▸ EXERCISE AIM: Leave out the images and return all the data word for word.

▸ LISTED ENTRIES:

*** Block opens ***

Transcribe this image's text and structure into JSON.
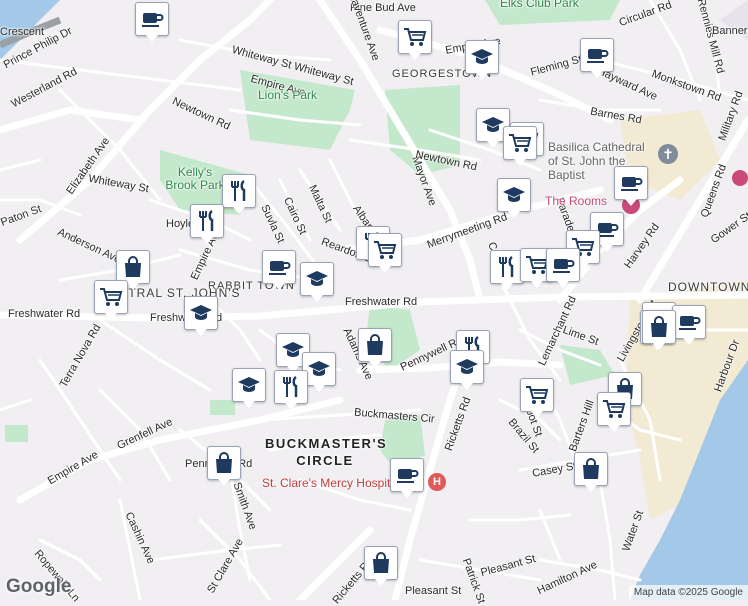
{
  "colors": {
    "background": "#f1eff2",
    "park": "#c4e8cc",
    "water": "#a3c8e8",
    "road": "#ffffff",
    "icon": "#1e3a5f",
    "hospital": "#e05a5a"
  },
  "labels": {
    "streets": [
      "Westerland Rd",
      "Elizabeth Ave",
      "Newtown Rd",
      "Whiteway St Whiteway St",
      "Pine Bud Ave",
      "Bonaventure Ave",
      "Empire Ave",
      "Fleming St",
      "Circular Rd",
      "Monkstown Rd",
      "Hayward Ave",
      "Barnes Rd",
      "Military Rd",
      "Whiteway St",
      "Malta St",
      "Cairo St",
      "Suvla St",
      "Paton St",
      "Anderson Ave",
      "Empire Ave",
      "Mayor Ave",
      "Newtown Rd",
      "Merrymeeting Rd",
      "Freshwater Rd",
      "Freshwater Rd",
      "Freshwater Rd",
      "Adams Ave",
      "Pennywell Rd",
      "Lemarchant Rd",
      "Lime St",
      "Livingstone St",
      "Harvey Rd",
      "Queens Rd",
      "Gower St",
      "Harbour Dr",
      "Terra Nova Rd",
      "Grenfell Ave",
      "Empire Ave",
      "Buckmasters Cir",
      "Ricketts Rd",
      "Brazil St",
      "Barters Hill",
      "Casey St",
      "Pennywell Rd",
      "Smith Ave",
      "Cashin Ave",
      "Ropewalk Ln",
      "St Clare Ave",
      "Ricketts Rd",
      "Pleasant St",
      "Pleasant St",
      "Hamilton Ave",
      "Water St",
      "Parade St",
      "Cook St",
      "Albany St",
      "Reardon St",
      "Hoyles Ave",
      "Prince Philip Dr",
      "Empire Ave",
      "Cabot St",
      "Patrick St",
      "Rennies Mill Rd",
      "Bannerman"
    ],
    "parks": [
      "Elks Club Park",
      "Lion's Park",
      "Kelly's Brook Park"
    ],
    "areas": [
      "GEORGESTOWN",
      "RABBIT TOWN",
      "CENTRAL ST. JOHN'S",
      "DOWNTOWN"
    ],
    "big_area": "BUCKMASTER'S CIRCLE",
    "pois": [
      "Basilica Cathedral of St. John the Baptist",
      "The Rooms",
      "St. Clare's Mercy Hospital"
    ],
    "crescent": "Crescent"
  },
  "footer": {
    "logo": "Google",
    "credit": "Map data ©2025 Google"
  },
  "pins": [
    {
      "type": "cafe"
    },
    {
      "type": "grocery"
    },
    {
      "type": "school"
    },
    {
      "type": "cafe"
    },
    {
      "type": "school"
    },
    {
      "type": "grocery"
    },
    {
      "type": "grocery"
    },
    {
      "type": "restaurant"
    },
    {
      "type": "restaurant"
    },
    {
      "type": "school"
    },
    {
      "type": "cafe"
    },
    {
      "type": "restaurant"
    },
    {
      "type": "grocery"
    },
    {
      "type": "cafe"
    },
    {
      "type": "school"
    },
    {
      "type": "shopping"
    },
    {
      "type": "grocery"
    },
    {
      "type": "school"
    },
    {
      "type": "cafe"
    },
    {
      "type": "restaurant"
    },
    {
      "type": "grocery"
    },
    {
      "type": "grocery"
    },
    {
      "type": "cafe"
    },
    {
      "type": "cafe"
    },
    {
      "type": "shopping"
    },
    {
      "type": "cafe"
    },
    {
      "type": "shopping"
    },
    {
      "type": "school"
    },
    {
      "type": "school"
    },
    {
      "type": "school"
    },
    {
      "type": "restaurant"
    },
    {
      "type": "shopping"
    },
    {
      "type": "restaurant"
    },
    {
      "type": "school"
    },
    {
      "type": "grocery"
    },
    {
      "type": "shopping"
    },
    {
      "type": "grocery"
    },
    {
      "type": "shopping"
    },
    {
      "type": "cafe"
    },
    {
      "type": "shopping"
    },
    {
      "type": "shopping"
    }
  ]
}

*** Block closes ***

▸ ANSWER:
Transcribe this image's text and structure into JSON.
{
  "colors": {
    "background": "#f1eff2",
    "park": "#c4e8cc",
    "water": "#a3c8e8",
    "road": "#ffffff",
    "icon": "#1e3a5f",
    "hospital": "#e05a5a"
  },
  "labels": {
    "streets": [
      "Westerland Rd",
      "Elizabeth Ave",
      "Newtown Rd",
      "Whiteway St Whiteway St",
      "Pine Bud Ave",
      "Bonaventure Ave",
      "Empire Ave",
      "Fleming St",
      "Circular Rd",
      "Monkstown Rd",
      "Hayward Ave",
      "Barnes Rd",
      "Military Rd",
      "Whiteway St",
      "Malta St",
      "Cairo St",
      "Suvla St",
      "Paton St",
      "Anderson Ave",
      "Empire Ave",
      "Mayor Ave",
      "Newtown Rd",
      "Merrymeeting Rd",
      "Freshwater Rd",
      "Freshwater Rd",
      "Freshwater Rd",
      "Adams Ave",
      "Pennywell Rd",
      "Lemarchant Rd",
      "Lime St",
      "Livingstone St",
      "Harvey Rd",
      "Queens Rd",
      "Gower St",
      "Harbour Dr",
      "Terra Nova Rd",
      "Grenfell Ave",
      "Empire Ave",
      "Buckmasters Cir",
      "Ricketts Rd",
      "Brazil St",
      "Barters Hill",
      "Casey St",
      "Pennywell Rd",
      "Smith Ave",
      "Cashin Ave",
      "Ropewalk Ln",
      "St Clare Ave",
      "Ricketts Rd",
      "Pleasant St",
      "Pleasant St",
      "Hamilton Ave",
      "Water St",
      "Parade St",
      "Cook St",
      "Albany St",
      "Reardon St",
      "Hoyles Ave",
      "Prince Philip Dr",
      "Empire Ave",
      "Cabot St",
      "Patrick St",
      "Rennies Mill Rd",
      "Bannerman"
    ],
    "parks": [
      "Elks Club Park",
      "Lion's Park",
      "Kelly's Brook Park"
    ],
    "areas": [
      "GEORGESTOWN",
      "RABBIT TOWN",
      "CENTRAL ST. JOHN'S",
      "DOWNTOWN"
    ],
    "big_area": "BUCKMASTER'S CIRCLE",
    "pois": [
      "Basilica Cathedral of St. John the Baptist",
      "The Rooms",
      "St. Clare's Mercy Hospital"
    ],
    "crescent": "Crescent"
  },
  "footer": {
    "logo": "Google",
    "credit": "Map data ©2025 Google"
  },
  "pins": [
    {
      "type": "cafe"
    },
    {
      "type": "grocery"
    },
    {
      "type": "school"
    },
    {
      "type": "cafe"
    },
    {
      "type": "school"
    },
    {
      "type": "grocery"
    },
    {
      "type": "grocery"
    },
    {
      "type": "restaurant"
    },
    {
      "type": "restaurant"
    },
    {
      "type": "school"
    },
    {
      "type": "cafe"
    },
    {
      "type": "restaurant"
    },
    {
      "type": "grocery"
    },
    {
      "type": "cafe"
    },
    {
      "type": "school"
    },
    {
      "type": "shopping"
    },
    {
      "type": "grocery"
    },
    {
      "type": "school"
    },
    {
      "type": "cafe"
    },
    {
      "type": "restaurant"
    },
    {
      "type": "grocery"
    },
    {
      "type": "grocery"
    },
    {
      "type": "cafe"
    },
    {
      "type": "cafe"
    },
    {
      "type": "shopping"
    },
    {
      "type": "cafe"
    },
    {
      "type": "shopping"
    },
    {
      "type": "school"
    },
    {
      "type": "school"
    },
    {
      "type": "school"
    },
    {
      "type": "restaurant"
    },
    {
      "type": "shopping"
    },
    {
      "type": "restaurant"
    },
    {
      "type": "school"
    },
    {
      "type": "grocery"
    },
    {
      "type": "shopping"
    },
    {
      "type": "grocery"
    },
    {
      "type": "shopping"
    },
    {
      "type": "cafe"
    },
    {
      "type": "shopping"
    },
    {
      "type": "shopping"
    }
  ]
}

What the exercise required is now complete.